You’d think everyone in computing knows about ClearType. Everyone does, except my occasionally not-too-swift editor, bless her heart. (Did you ever notice how you can insult someone, say “bless her heart,” and you’re off the hook? Try it sometime.)
She just sent me this note:
“I finally bought a new notebook, a nifty ThinkPad T61. But I didn’t research the graphics specs on this wide-screen notebook, just naively assumed the resolution would be comparable to the older notebook. Well, it’s much lower–only 1280 by 800. The pixilated text is a serious bummer…. I seem to recall hearing about a text-smoothing app for just such cases. Do you recall this?”
I’ve written about ClearType at least a dozen times, but sometimes when editors edit, they miss what they’re reading.
Clearing Up ClearType
ClearType is an essential feature of XP (which is turned off by default) and Vista (on by default) that makes the fonts on LCD monitors sharper and clearer. Some people say it also works on CRTs. I’m not sure it does, but there’s no harm in trying.
Here’s how to get to turn it on: Right-click the desktop, choose Properties, Appearance, Effects, then check “Use the following method to smooth edges of screen fonts,” and select ClearType from the drop-down list. Click OK twice.
I recommend, though, that you fine-tune ClearType. There’s a quick summary on how to do it in You Oughta Be Using ClearType. That blog also has an interesting comment about Linux and ClearType.
If you’re curious about the history of ClearType, read Steve Gibson’s The Distant Origins of Sub-Pixel Font Rendering.
BTW, if you’re recently picked up a machine with Vista, you might look over our Windows Vista FAQ–which includes info on ClearType.
Take a break: You’re missing out on something worthwhile if you think text messaging is just for 16-year olds. Learn more here: 10 Killer Texting Tricks.
Fix “Folder Opens Upon Boot” Hassle
In might be the phase of the moon, but a couple of readers e-mailed asking why a folder pops open every time they boot up.
There are a few reasons it could happen, but it’s usually a corrupt Registry Entry. If you’re facing the problem, get the background–and maybe the solution–by reading two of my Hassle-Free PC columns. Start with “Program Folder Opens at Startup” in Simple Fixes for Hard Drive and Folder Annoyances and “Pinch a Persistent Folder” in Got XP Annoyances? Try These Four Smart Fixes for Windows Woes.
Or you could try a nifty little tool called Foldey Freeware. The program will attempt to find the errant Registry entry (most times a string that’s not wrapped in quotes) and correct it. There’s no installation–just download and unzip the tool, and then run it.
But listen, play it safe: Set a Restore Point before running Foldey Freeware–or, in fact, any program that fiddles with the Registry.

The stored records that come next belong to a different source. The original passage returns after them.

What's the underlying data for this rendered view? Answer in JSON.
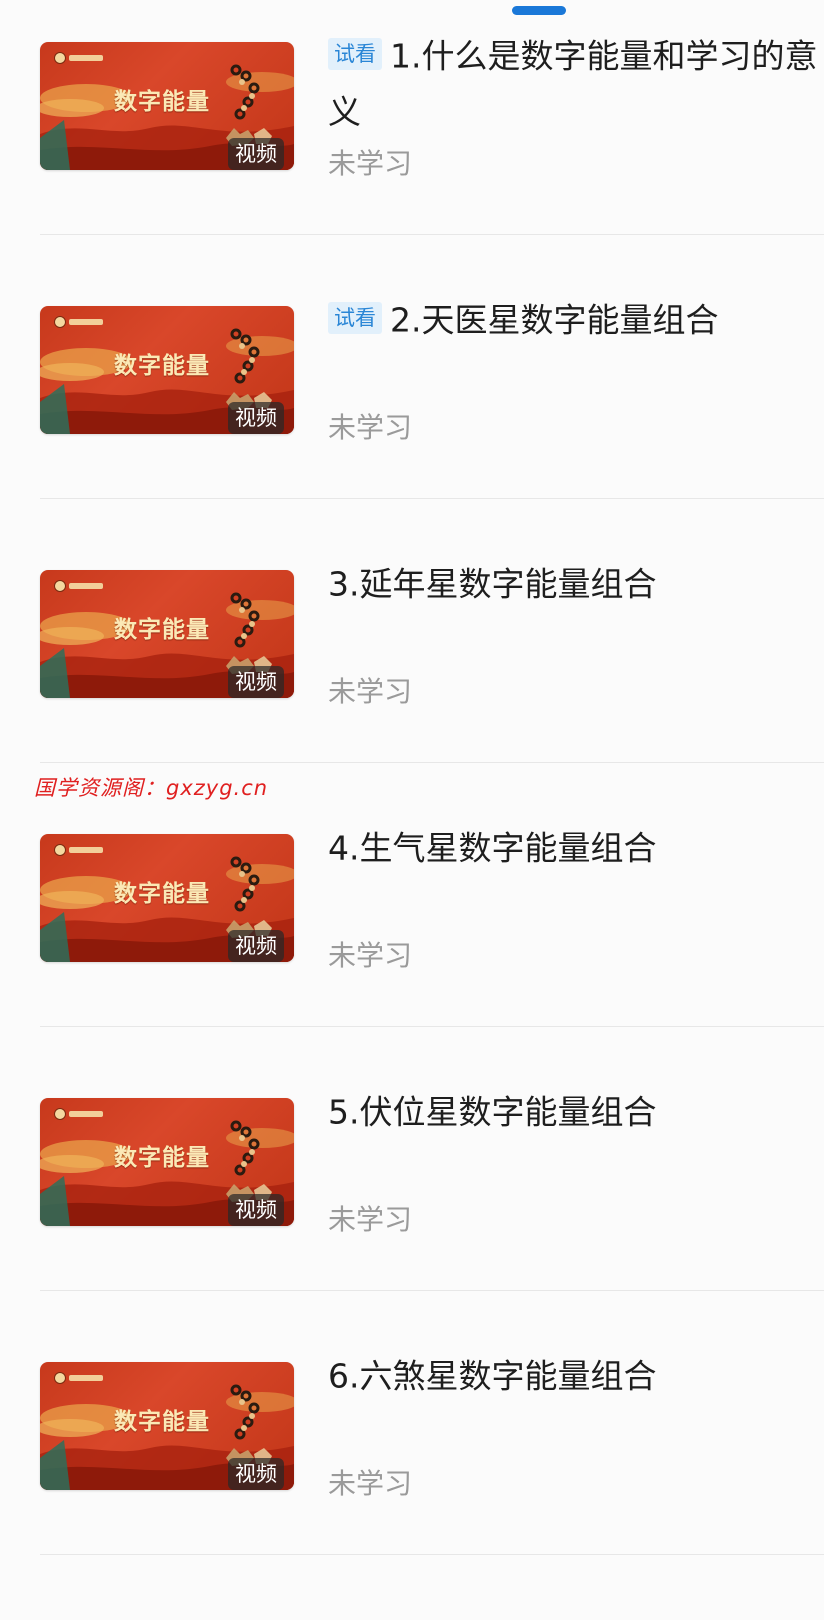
{
  "lessons": [
    {
      "tag": "试看",
      "title": "1.什么是数字能量和学习的意义",
      "status": "未学习",
      "thumb_title": "数字能量",
      "media_type": "视频"
    },
    {
      "tag": "试看",
      "title": "2.天医星数字能量组合",
      "status": "未学习",
      "thumb_title": "数字能量",
      "media_type": "视频"
    },
    {
      "tag": "",
      "title": "3.延年星数字能量组合",
      "status": "未学习",
      "thumb_title": "数字能量",
      "media_type": "视频"
    },
    {
      "tag": "",
      "title": "4.生气星数字能量组合",
      "status": "未学习",
      "thumb_title": "数字能量",
      "media_type": "视频"
    },
    {
      "tag": "",
      "title": "5.伏位星数字能量组合",
      "status": "未学习",
      "thumb_title": "数字能量",
      "media_type": "视频"
    },
    {
      "tag": "",
      "title": "6.六煞星数字能量组合",
      "status": "未学习",
      "thumb_title": "数字能量",
      "media_type": "视频"
    }
  ],
  "watermark": "国学资源阁：gxzyg.cn",
  "colors": {
    "accent": "#1a78d8",
    "trial_tag_bg": "#e2f0fb",
    "trial_tag_text": "#2a86d6",
    "thumb_red": "#c7391c",
    "watermark_red": "#e02020",
    "status_gray": "#9a9a9a"
  }
}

Quick aside: What’s a Restore Point? Funny you should ask… I just got the same question from my editor. I’ll answer in full next week, but for now I’ll tell you that it’s a Windows XP applet that backs up and restores the Registry. From the Start menu, head for Help and Support and choose “Undo changes to your computer with System Restore” to call up the System Restore Wizard. Choose “Create a restore point” and you’re set. (Stuck with Vista? Read BleepingComputer.com’s tutorial.)
Tune in next week for more details, plus tips.
That’s all the productivity you’re going to get from me this week. The rest of this newsletter is dedicated to time wasters.
Even cats say it: “You never listen, do you?” Watch these two videos in order: Cat Talking, then Cat Talking, Translation.
Take a gander at these clever ads.
The year was 1918 and it took 18,000 men to create this human Statue of Liberty.
If you’ve got a spare 7 minutes, watch A Gentlemen’s Duel, a very cool animation from the creative minds at Blur Studio. Fair warning: This isn’t necessarily for kids.
It’s silly, I know, but sometimes when I’m on a conference call and an editor’s endlessly talking about who-knows-what, I want to take a cursor and, well, see for yourself.
Interactive Flash creations, no matter how weird, are ideal to while away the time. From the site with the cursor and the guy in the white shorts, try Creatures and Hello Piexl.
Steve Bass writes PC World‘s monthly “Hassle-Free PC” column and is the author of “PC Annoyances, 2nd Edition: How to Fix the Most Annoying Things About Your Personal Computer,” available from O’Reilly. He also writes PC World’s daily Tips & Tweaks blog. Sign up to have Steve’s newsletter e-mailed to you each week. Comments or questions? Send Steve e-mail.